  • Batea a coa de gambero
  • Vipera
  • Batea concordiese
  • Gondola
  • Mascareta
  • Sandolo buranelo
  • Gondola
  • Renaissance Gondola
  • Topa

The trabaccolo, in its various typologies, has been the most common transport boat of the Adriatic and its features were the following: bellied bow and stern, small draft and classic length-beam ratio (3:1 approx.).

These boats had some variations in the hull shape, according to the place where they were constructed: more bellied on the Marche coast, with a quite flat bottom on the Veneto coast, cant and raked on the Dalmatian coast.

It was simple and strong, more similar to a ship than a boat, with a good loading capacity, thanks to the big central hatch, it was not very expensive and did not require many crew members (from 4 to 7).

The length of the hull could vary from 12 to 25 mt and the weight from 8 to more than 150 tons; it had a long helm (called timone a calumo) which was longer than the keel to prevent it from leeway when sailing fast.

The trabaccolo developed from the round ships of the Middle Ages as we can see in the hull which has the same dimensions and proportions.

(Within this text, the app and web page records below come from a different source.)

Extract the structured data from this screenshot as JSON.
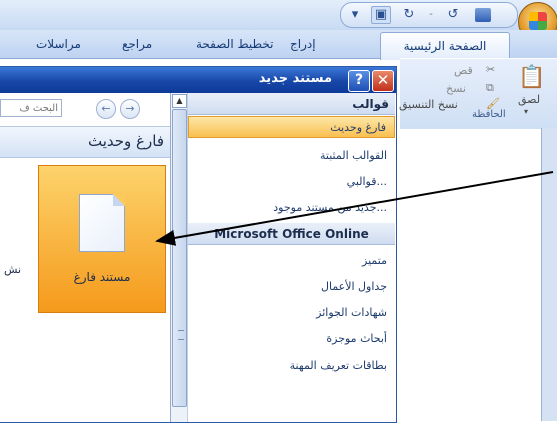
{
  "ribbon": {
    "tabs": {
      "home": "الصفحة الرئيسية",
      "insert": "إدراج",
      "page_layout": "تخطيط الصفحة",
      "references": "مراجع",
      "mailings": "مراسلات"
    },
    "clipboard": {
      "cut": "قص",
      "copy": "نسخ",
      "paste": "لصق",
      "format_painter": "نسخ التنسيق",
      "group_label": "الحافظة"
    }
  },
  "dialog": {
    "title": "مستند جديد",
    "close_icon": "close-icon",
    "help_icon": "help-icon",
    "templates_header": "قوالب",
    "templates": [
      {
        "label": "فارغ وحديث",
        "selected": true
      },
      {
        "label": "القوالب المثبتة",
        "selected": false
      },
      {
        "label": "قوالبي...",
        "selected": false
      },
      {
        "label": "جديد من مستند موجود...",
        "selected": false
      }
    ],
    "online_header": "Microsoft Office Online",
    "online_items": [
      {
        "label": "متميز"
      },
      {
        "label": "جداول الأعمال"
      },
      {
        "label": "شهادات الجوائز"
      },
      {
        "label": "أبحاث موجزة"
      },
      {
        "label": "بطاقات تعريف المهنة"
      }
    ],
    "search_placeholder": "البحث ف",
    "section_title": "فارغ وحديث",
    "blank_doc_label": "مستند فارغ",
    "cut_text": "نش"
  },
  "colors": {
    "title_bar": "#1747a8",
    "selected_item": "#f9bf50",
    "tile": "#f59a1c",
    "arrow": "#000000"
  }
}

The most ancient document which refers to this kind of boat dates back to 1693 and mentions it as a fishing boat. Along the Romagna and the Marche coast similar boats were constructed for such purpose; they were smaller than cargo boats and known as barchetti or bacoli.

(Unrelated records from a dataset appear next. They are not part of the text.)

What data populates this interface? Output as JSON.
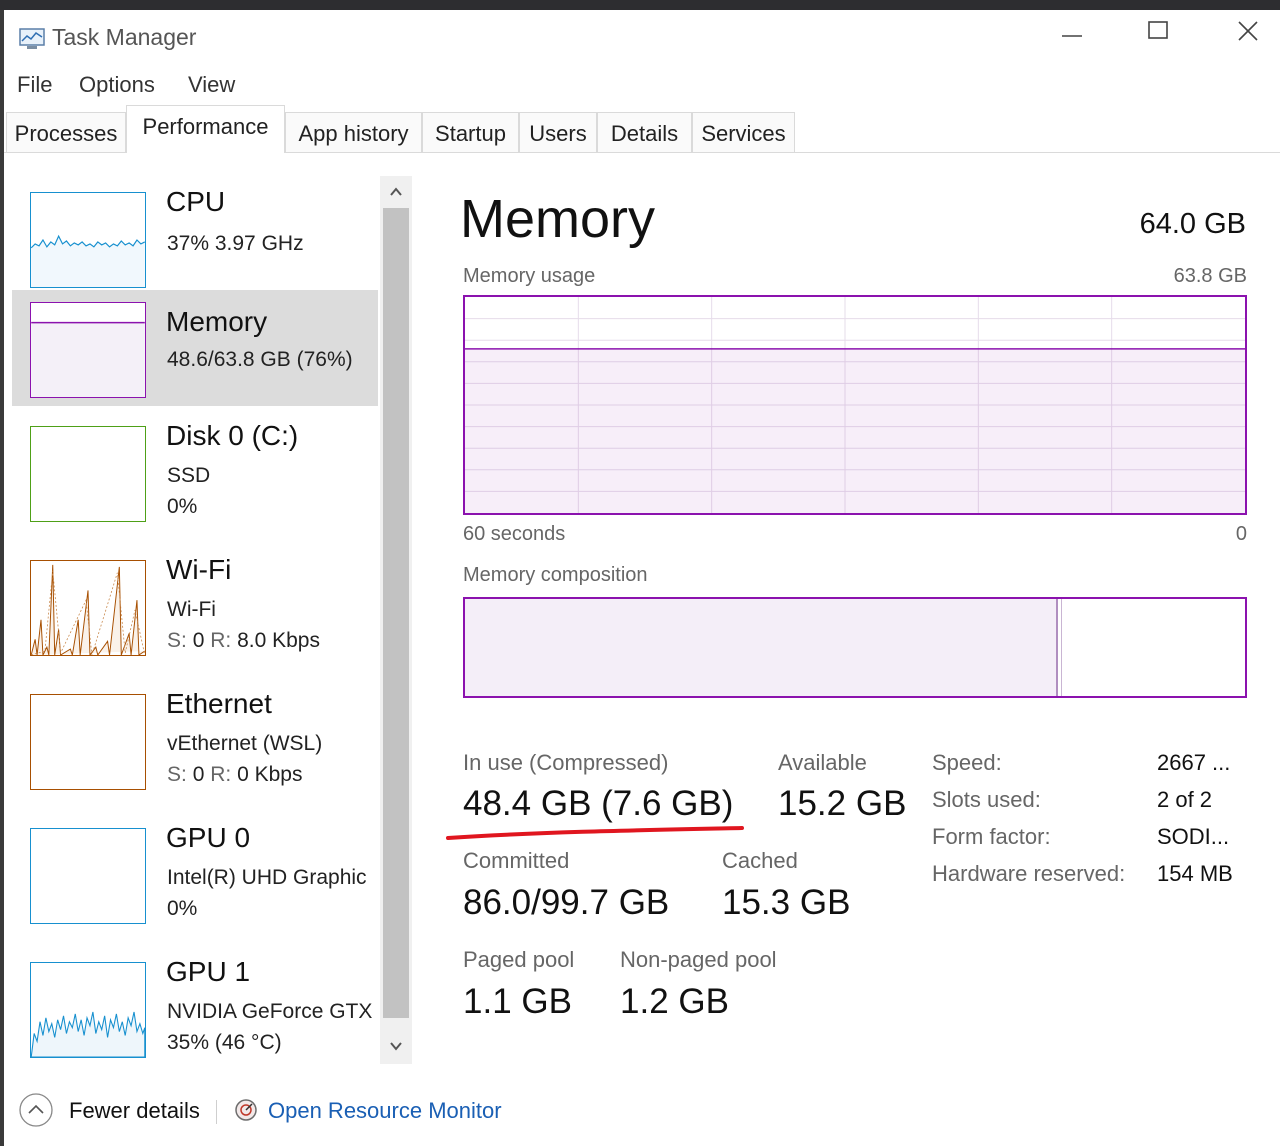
{
  "window": {
    "title": "Task Manager"
  },
  "menu": [
    "File",
    "Options",
    "View"
  ],
  "tabs": [
    "Processes",
    "Performance",
    "App history",
    "Startup",
    "Users",
    "Details",
    "Services"
  ],
  "active_tab": "Performance",
  "colors": {
    "memory_accent": "#8b12ae",
    "cpu_accent": "#1790cf",
    "disk_accent": "#4ea017",
    "network_accent": "#a74f01",
    "gpu_accent": "#1790cf",
    "selected_bg": "#dcdcdc",
    "link": "#1a5fb4",
    "annotation_red": "#e0161f"
  },
  "sidebar": {
    "cpu": {
      "title": "CPU",
      "line1": "37%  3.97 GHz"
    },
    "memory": {
      "title": "Memory",
      "line1": "48.6/63.8 GB (76%)"
    },
    "disk": {
      "title": "Disk 0 (C:)",
      "line1": "SSD",
      "line2": "0%"
    },
    "wifi": {
      "title": "Wi-Fi",
      "line1": "Wi-Fi",
      "s_label": "S:",
      "s_value": "0",
      "r_label": "R:",
      "r_value": "8.0 Kbps"
    },
    "ethernet": {
      "title": "Ethernet",
      "line1": "vEthernet (WSL)",
      "s_label": "S:",
      "s_value": "0",
      "r_label": "R:",
      "r_value": "0 Kbps"
    },
    "gpu0": {
      "title": "GPU 0",
      "line1": "Intel(R) UHD Graphic",
      "line2": "0%"
    },
    "gpu1": {
      "title": "GPU 1",
      "line1": "NVIDIA GeForce GTX",
      "line2": "35% (46 °C)"
    }
  },
  "main": {
    "title": "Memory",
    "total": "64.0 GB",
    "usage_label": "Memory usage",
    "usage_max": "63.8 GB",
    "axis_left": "60 seconds",
    "axis_right": "0",
    "composition_label": "Memory composition",
    "usage_fraction": 0.76,
    "stats": {
      "in_use_label": "In use (Compressed)",
      "in_use_value": "48.4 GB (7.6 GB)",
      "available_label": "Available",
      "available_value": "15.2 GB",
      "committed_label": "Committed",
      "committed_value": "86.0/99.7 GB",
      "cached_label": "Cached",
      "cached_value": "15.3 GB",
      "paged_label": "Paged pool",
      "paged_value": "1.1 GB",
      "nonpaged_label": "Non-paged pool",
      "nonpaged_value": "1.2 GB"
    },
    "specs": [
      {
        "label": "Speed:",
        "value": "2667 ..."
      },
      {
        "label": "Slots used:",
        "value": "2 of 2"
      },
      {
        "label": "Form factor:",
        "value": "SODI..."
      },
      {
        "label": "Hardware reserved:",
        "value": "154 MB"
      }
    ]
  },
  "footer": {
    "fewer_details": "Fewer details",
    "open_resource_monitor": "Open Resource Monitor"
  }
}
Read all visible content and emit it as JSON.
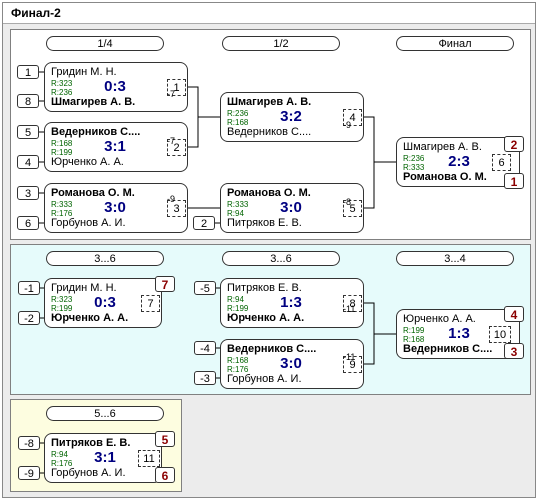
{
  "title": "Финал-2",
  "sections": {
    "main": {
      "headers": [
        "1/4",
        "1/2",
        "Финал"
      ],
      "seeds": [
        "1",
        "8",
        "5",
        "4",
        "3",
        "6",
        "2"
      ],
      "matches": [
        {
          "p1": "Гридин М. Н.",
          "p2": "Шмагирев А. В.",
          "r1": "R:323",
          "r2": "R:236",
          "score": "0:3",
          "no": "1",
          "winner": 2,
          "next": "-7"
        },
        {
          "p1": "Ведерников С....",
          "p2": "Юрченко А. А.",
          "r1": "R:168",
          "r2": "R:199",
          "score": "3:1",
          "no": "2",
          "winner": 1,
          "next": "-7"
        },
        {
          "p1": "Романова О. М.",
          "p2": "Горбунов А. И.",
          "r1": "R:333",
          "r2": "R:176",
          "score": "3:0",
          "no": "3",
          "winner": 1,
          "next": "-9"
        },
        {
          "p1": "Шмагирев А. В.",
          "p2": "Ведерников С....",
          "r1": "R:236",
          "r2": "R:168",
          "score": "3:2",
          "no": "4",
          "winner": 1,
          "next": "-9"
        },
        {
          "p1": "Романова О. М.",
          "p2": "Питряков Е. В.",
          "r1": "R:333",
          "r2": "R:94",
          "score": "3:0",
          "no": "5",
          "winner": 1,
          "next": "-8"
        },
        {
          "p1": "Шмагирев А. В.",
          "p2": "Романова О. М.",
          "r1": "R:236",
          "r2": "R:333",
          "score": "2:3",
          "no": "6",
          "winner": 2,
          "place1": "2",
          "place2": "1"
        }
      ]
    },
    "consolation": {
      "headers": [
        "3...6",
        "3...6",
        "3...4"
      ],
      "seeds": [
        "-1",
        "-2",
        "-5",
        "-4",
        "-3"
      ],
      "matches": [
        {
          "p1": "Гридин М. Н.",
          "p2": "Юрченко А. А.",
          "r1": "R:323",
          "r2": "R:199",
          "score": "0:3",
          "no": "7",
          "winner": 2,
          "place1": "7"
        },
        {
          "p1": "Питряков Е. В.",
          "p2": "Юрченко А. А.",
          "r1": "R:94",
          "r2": "R:199",
          "score": "1:3",
          "no": "8",
          "winner": 2,
          "next": "-11"
        },
        {
          "p1": "Ведерников С....",
          "p2": "Горбунов А. И.",
          "r1": "R:168",
          "r2": "R:176",
          "score": "3:0",
          "no": "9",
          "winner": 1,
          "next": "-11"
        },
        {
          "p1": "Юрченко А. А.",
          "p2": "Ведерников С....",
          "r1": "R:199",
          "r2": "R:168",
          "score": "1:3",
          "no": "10",
          "winner": 2,
          "place1": "4",
          "place2": "3"
        }
      ]
    },
    "fifth": {
      "headers": [
        "5...6"
      ],
      "seeds": [
        "-8",
        "-9"
      ],
      "matches": [
        {
          "p1": "Питряков Е. В.",
          "p2": "Горбунов А. И.",
          "r1": "R:94",
          "r2": "R:176",
          "score": "3:1",
          "no": "11",
          "winner": 1,
          "place1": "5",
          "place2": "6"
        }
      ]
    }
  }
}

The trabaccolo usually had two masts with balance-lug mainsails, with the bow sail to the right and the stern sail to the left, and with a long bowsprit which had a sliding polaccone (a triangular veil used instead of the jib).

This boat was popular in the Mediterrean sea and its particular equipment, which enabled a comfortable shipment with aft wind when the boat was full loaded, became famous as trabaccolo sails arrangement.

The barchetto, suitable for fishing, had balance-lug mainsails to the left of both masts, leaving space on the right side to lift the net.

To make easier the rigging on board, after the mid 19th century it was introduced the mainsail abaft with a sail arrangement known as a piffero in Veneto.

There were many ornaments and decorations: the colors of the hull and veils, the bow “eyes” (oculi), sculptures known as pelliccione or cuffia on the bow , other sculptures on the garlands or zoie, and adjustable vanes known as penèli or cimarole.

For centuries the trabaccolo has been a fast boat always full loaded, but it was used for various purposes: fishing, smuggling, as gun boat, as armed pontoon or landing craft, and as warship in several fleets, being very versatile and in some way even resisting before the introduction of mechanical propulsion.

A particular type of trabaccolo was the pièlego, which in ancient times was different only for having a small quarterdeck, later developed on the hull fore and aft, till at the end of the 19th century this boat became completely different since it had a transom stern and was suitable for a complete use of the sails; the Chioggia pièlego was particular and much appreciated.

Another development of the trabaccolo was the mixed type with the foremast equipped with square sails and the mainmast with a big balance-lug mainsail.

Nowadays few trabaccolo boats remains, after they were used to carry sand during the postwar period; in fact later this boat became expensive, slow for coastal navigation and not competitive with road transport, therefore it has been replaced by more modern boats.

Some rare trabaccolo boats, transformed into yacht or training ship, still sail the Adriatic arousing the interest of who sees them.


chestnut, mahogany, walnut, oak and maple wood

Length 145 cm

scale 1:25

2 balance-lug mainsails, 2 jibs